- [EXERCISE DETAILS] Restate each entry shown beneath this instruction, keeping its wording intact.

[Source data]
----

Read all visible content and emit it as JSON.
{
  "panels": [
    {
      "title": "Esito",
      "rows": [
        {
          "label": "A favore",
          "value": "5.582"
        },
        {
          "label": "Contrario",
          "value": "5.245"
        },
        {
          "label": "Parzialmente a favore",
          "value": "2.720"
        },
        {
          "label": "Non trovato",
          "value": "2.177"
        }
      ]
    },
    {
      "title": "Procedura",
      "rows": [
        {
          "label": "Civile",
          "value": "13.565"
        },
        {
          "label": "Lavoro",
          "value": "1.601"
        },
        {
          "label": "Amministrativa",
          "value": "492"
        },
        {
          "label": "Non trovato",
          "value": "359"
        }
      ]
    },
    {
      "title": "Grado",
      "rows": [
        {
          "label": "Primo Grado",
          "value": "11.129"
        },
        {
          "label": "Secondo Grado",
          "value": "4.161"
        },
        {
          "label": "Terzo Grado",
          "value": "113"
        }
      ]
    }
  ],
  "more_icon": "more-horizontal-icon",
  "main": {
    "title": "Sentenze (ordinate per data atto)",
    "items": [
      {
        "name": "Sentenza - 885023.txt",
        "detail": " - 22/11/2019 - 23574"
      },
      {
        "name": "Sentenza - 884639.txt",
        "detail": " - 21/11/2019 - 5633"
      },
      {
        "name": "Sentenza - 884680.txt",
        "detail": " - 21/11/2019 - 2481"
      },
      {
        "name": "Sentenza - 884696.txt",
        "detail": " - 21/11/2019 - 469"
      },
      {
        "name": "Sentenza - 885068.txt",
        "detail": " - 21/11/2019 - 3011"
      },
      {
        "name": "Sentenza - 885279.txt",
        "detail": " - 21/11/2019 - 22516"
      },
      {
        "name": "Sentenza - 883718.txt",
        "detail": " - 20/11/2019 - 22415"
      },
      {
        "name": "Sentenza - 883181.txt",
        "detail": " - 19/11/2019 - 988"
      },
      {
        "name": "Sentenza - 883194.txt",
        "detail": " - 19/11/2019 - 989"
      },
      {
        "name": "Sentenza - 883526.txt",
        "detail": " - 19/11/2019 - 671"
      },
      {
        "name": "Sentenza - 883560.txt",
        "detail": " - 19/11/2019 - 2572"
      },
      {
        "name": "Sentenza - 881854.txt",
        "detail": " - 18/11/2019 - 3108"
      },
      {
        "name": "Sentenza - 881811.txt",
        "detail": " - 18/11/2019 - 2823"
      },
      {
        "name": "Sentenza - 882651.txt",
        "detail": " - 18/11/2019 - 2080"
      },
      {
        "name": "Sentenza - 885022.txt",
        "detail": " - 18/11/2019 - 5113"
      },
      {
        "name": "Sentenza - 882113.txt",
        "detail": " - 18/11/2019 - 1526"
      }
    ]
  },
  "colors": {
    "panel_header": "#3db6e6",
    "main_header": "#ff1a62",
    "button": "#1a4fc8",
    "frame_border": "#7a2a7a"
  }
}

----

- [RESPONSE AREA]
Read all visible content and emit it as JSON.
{
  "panels": [
    {
      "title": "Esito",
      "rows": [
        {
          "label": "A favore",
          "value": "5.582"
        },
        {
          "label": "Contrario",
          "value": "5.245"
        },
        {
          "label": "Parzialmente a favore",
          "value": "2.720"
        },
        {
          "label": "Non trovato",
          "value": "2.177"
        }
      ]
    },
    {
      "title": "Procedura",
      "rows": [
        {
          "label": "Civile",
          "value": "13.565"
        },
        {
          "label": "Lavoro",
          "value": "1.601"
        },
        {
          "label": "Amministrativa",
          "value": "492"
        },
        {
          "label": "Non trovato",
          "value": "359"
        }
      ]
    },
    {
      "title": "Grado",
      "rows": [
        {
          "label": "Primo Grado",
          "value": "11.129"
        },
        {
          "label": "Secondo Grado",
          "value": "4.161"
        },
        {
          "label": "Terzo Grado",
          "value": "113"
        }
      ]
    }
  ],
  "more_icon": "more-horizontal-icon",
  "main": {
    "title": "Sentenze (ordinate per data atto)",
    "items": [
      {
        "name": "Sentenza - 885023.txt",
        "detail": " - 22/11/2019 - 23574"
      },
      {
        "name": "Sentenza - 884639.txt",
        "detail": " - 21/11/2019 - 5633"
      },
      {
        "name": "Sentenza - 884680.txt",
        "detail": " - 21/11/2019 - 2481"
      },
      {
        "name": "Sentenza - 884696.txt",
        "detail": " - 21/11/2019 - 469"
      },
      {
        "name": "Sentenza - 885068.txt",
        "detail": " - 21/11/2019 - 3011"
      },
      {
        "name": "Sentenza - 885279.txt",
        "detail": " - 21/11/2019 - 22516"
      },
      {
        "name": "Sentenza - 883718.txt",
        "detail": " - 20/11/2019 - 22415"
      },
      {
        "name": "Sentenza - 883181.txt",
        "detail": " - 19/11/2019 - 988"
      },
      {
        "name": "Sentenza - 883194.txt",
        "detail": " - 19/11/2019 - 989"
      },
      {
        "name": "Sentenza - 883526.txt",
        "detail": " - 19/11/2019 - 671"
      },
      {
        "name": "Sentenza - 883560.txt",
        "detail": " - 19/11/2019 - 2572"
      },
      {
        "name": "Sentenza - 881854.txt",
        "detail": " - 18/11/2019 - 3108"
      },
      {
        "name": "Sentenza - 881811.txt",
        "detail": " - 18/11/2019 - 2823"
      },
      {
        "name": "Sentenza - 882651.txt",
        "detail": " - 18/11/2019 - 2080"
      },
      {
        "name": "Sentenza - 885022.txt",
        "detail": " - 18/11/2019 - 5113"
      },
      {
        "name": "Sentenza - 882113.txt",
        "detail": " - 18/11/2019 - 1526"
      }
    ]
  },
  "colors": {
    "panel_header": "#3db6e6",
    "main_header": "#ff1a62",
    "button": "#1a4fc8",
    "frame_border": "#7a2a7a"
  }
}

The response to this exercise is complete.